PB: It goes back to where we came from. I had my band Gravy, and we were on par with all the bands that were doing it, the next “big thing”. I really wanted to sign with Interscope, but it just so happens that they signed Black Eyed Peas instead of my band even though they were at my shows religiously. I came to realize they didn’t 100% believe in the co-pilot of my project [Gravy]. I’ve always been a front man; I’ve always been a leader, that’s why I was the musical director of the Black Eyed Peas. Black Eyed Peas is not over, it just so happens that we took a break and we didn’t want to oversaturate this industry so let’s come back and let it be fresh. I like to change, I have a Mile Davis mentality about life, you don’t stay idle. I’m going to go ahead and do a project that’s just for me, that makes me happy and I’m totally confident about it. I didn’t do it to for a get-rich-quick type of scheme. How I got into it was so organic. I recorded different ideas, and then I look up and I saw, wow I got a beast of an album here. This is gonna be fun.
PPLA: What can we expect from Board Games? How would you describe your sound?
PB: Board Games is fun, it’s sexy, it’s a romantic comedy, there’s times where I’m going to be more of a kid. There are times where it gets a bit more serious. They are all stories of my life, like “#1” that is the thought of when you keep chasing something and you keep discarding one thing to try and get that same category of thing you think is better elsewhere. Even in the video, it’s the same girl in the video that’s playing different parts. I did it on purpose to make it feel like it was a different girl each time if you weren’t looking closely. Board Games is spicy, I got a song called “Rockstar Moments” that’s about what happens on the road, then I have a song called “Hey You” that’s fun and big. Then I have songs like “Love Love Love” which is where I get my Lenny Kravitz and more musical type of influence. It’s about when I was in love with a best friend and didn’t want to tell her because I didn’t want to mess up the friendship.
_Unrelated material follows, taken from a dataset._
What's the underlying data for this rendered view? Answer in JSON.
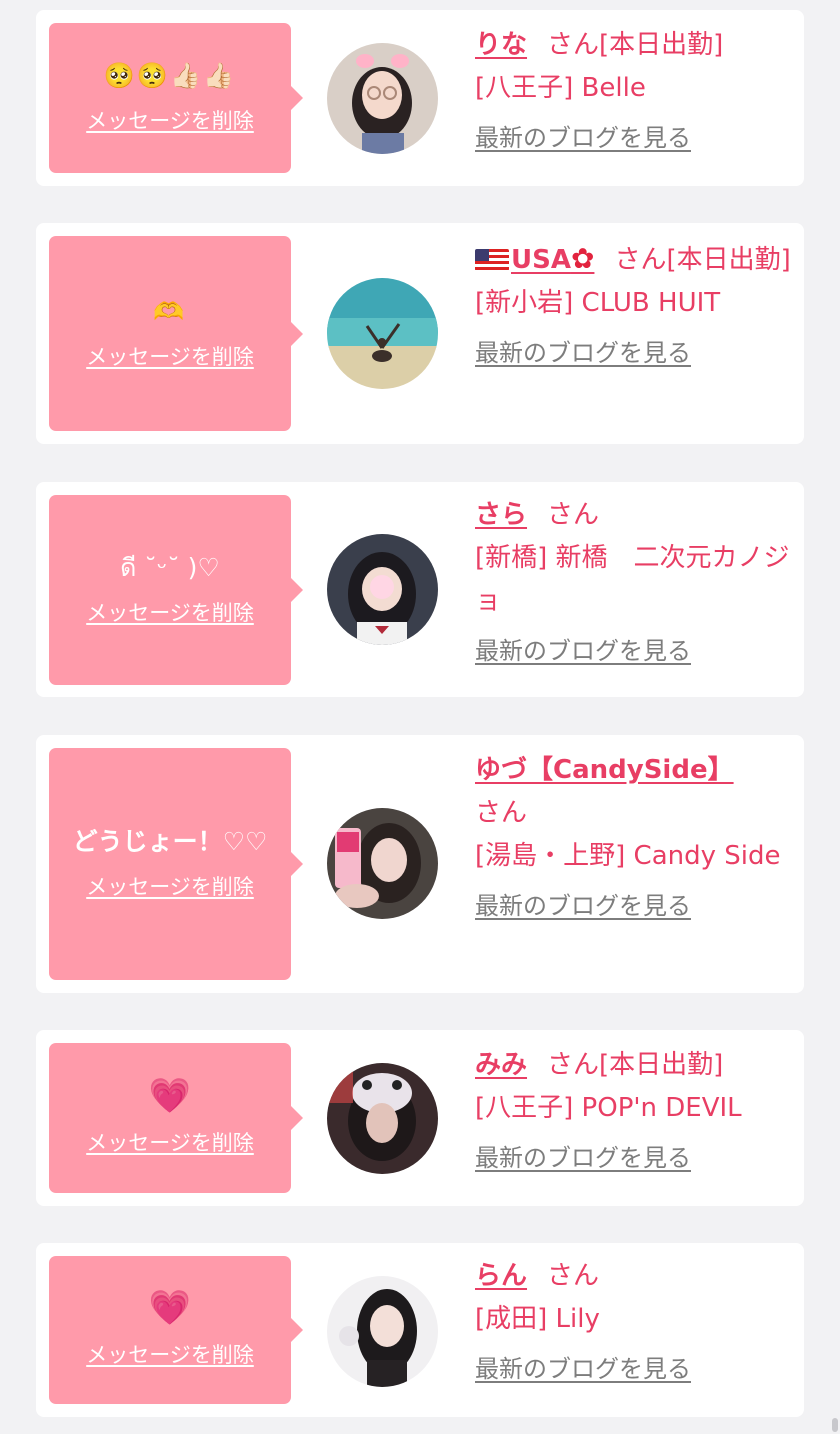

You don’t know if they are going to reciprocate or run, which “r” is it going to be [laughs]. So this song is me whispering over her shoulder telling her how I feel. The real story is that I was in love with her and said to her that I was feeling this way, and she told me that she was feeling that way too. But she had been with her man for like three or four years, and I think it was literally four days after that her boyfriend asked her to marry him.
PPLA: You’re lying!
PB: No, I’m not. So that’s the age-old adage “a closed mouth don’t get fed”. Obviously I waited too long. Anyways these songs they’re fun, they’re true to life, and then there’s these serious moments–like I said, it’s like a romantic comedy.
PPLA: What can we expect from you in the future?
PB: I would definitely want to do a world tour, which is something I am used to doing and love. I’m shooting the video for my second single “Hey You” this month and it will be out in about a month or so. I think we’ll get a better sense of everything then and see if the people want me to release the album this year, in around October or see if it feels more like a Spring thing. Either late Fall or Spring. I don’t want to do anything around Christmas time because everyone wants to deal with Santa [laughs].
Watch Printz Board’s video for “#1” at PrintzBoard.com